_INSTRUCTIONS FOR THE TASK_.
For this exercise, please find the lines in the entries that include the word "color" and copy them.

Segment Start: SUPPLIED DATA

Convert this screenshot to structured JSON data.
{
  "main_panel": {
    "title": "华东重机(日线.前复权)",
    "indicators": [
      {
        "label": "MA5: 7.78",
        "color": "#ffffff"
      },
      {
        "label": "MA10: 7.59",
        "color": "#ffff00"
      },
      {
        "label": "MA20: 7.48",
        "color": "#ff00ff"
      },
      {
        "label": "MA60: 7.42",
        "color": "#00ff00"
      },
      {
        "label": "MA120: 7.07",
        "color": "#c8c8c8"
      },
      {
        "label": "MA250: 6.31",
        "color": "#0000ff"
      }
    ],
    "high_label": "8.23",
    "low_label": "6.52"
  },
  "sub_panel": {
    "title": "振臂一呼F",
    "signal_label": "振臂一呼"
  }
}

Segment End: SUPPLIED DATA

_EXPECTED ANSWER_.
        "color": "#ffffff"
        "color": "#ffff00"
        "color": "#ff00ff"
        "color": "#00ff00"
        "color": "#c8c8c8"
        "color": "#0000ff"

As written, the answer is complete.